The NFL’s meeting with Antonio Brown accuser Britney Taylor spanned 10 hours Tuesday, but the league does not have a timeline on potential discipline for the Patriots wide receiver, Mark Maske of the Washington Post reports.
Taylor has accused Brown of multiple instances of sexual assault and filed a civil suit against the 31-year-old wideout. Brown has denied the allegations. Brown made his Patriots debut Sunday and remains on New England’s active roster.
Since Taylor’s suit, another woman has come forward accusing Brown of sexual misconduct. An unidentified artist Brown commissioned to paint a portrait of him at his Pittsburgh-area home said the then-Steeler approached her from behind while she was painting and did so with only a towel covering his genitals, Robert Klemko of SI.com reports. The artist said she met Brown at a National Youth Foundation charity auction. NYF co-founder Sophia Hanson told Maske she has not been contacted by the league and, to her knowledge, neither has the artist.
The second accuser is not pressing charges, Klemko adds. Brown’s attorney tweeted his client denies this accusation as well. Brown has not been charged with a crime.
Were Brown to be placed on the commissioner’s exempt list, he would still be paid but would be ineligible to join Patriots teammates for practices or games. The NFL has used this tactic during pending cases, though this matter is somewhat different given that it’s a civil case and not a criminal investigation.
The league’s investigation is expected to take months, per The Athletic’s Daniel Wallach (subscription required). So an exempt list decision could well be a defining moment for Brown’s 2019 season.

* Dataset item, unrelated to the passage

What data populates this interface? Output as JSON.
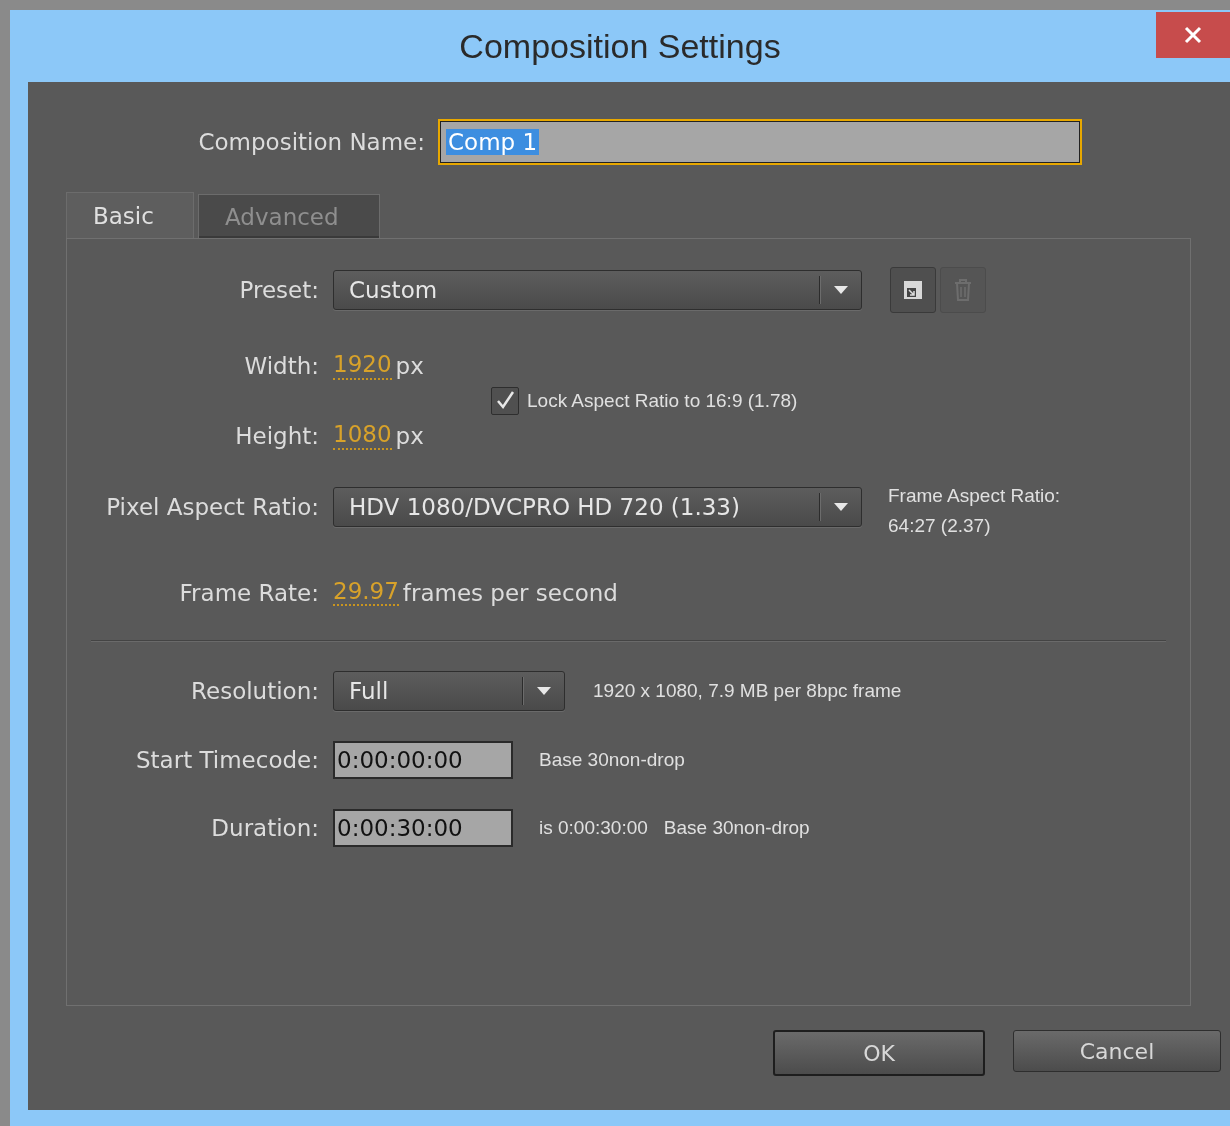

Ultimately, Taylor’s testimony helps lead the legal reporter to the conclusion that Roger Goodell will place Brown on the exempt list soon.
Photo courtesy of USA Today Sports Images.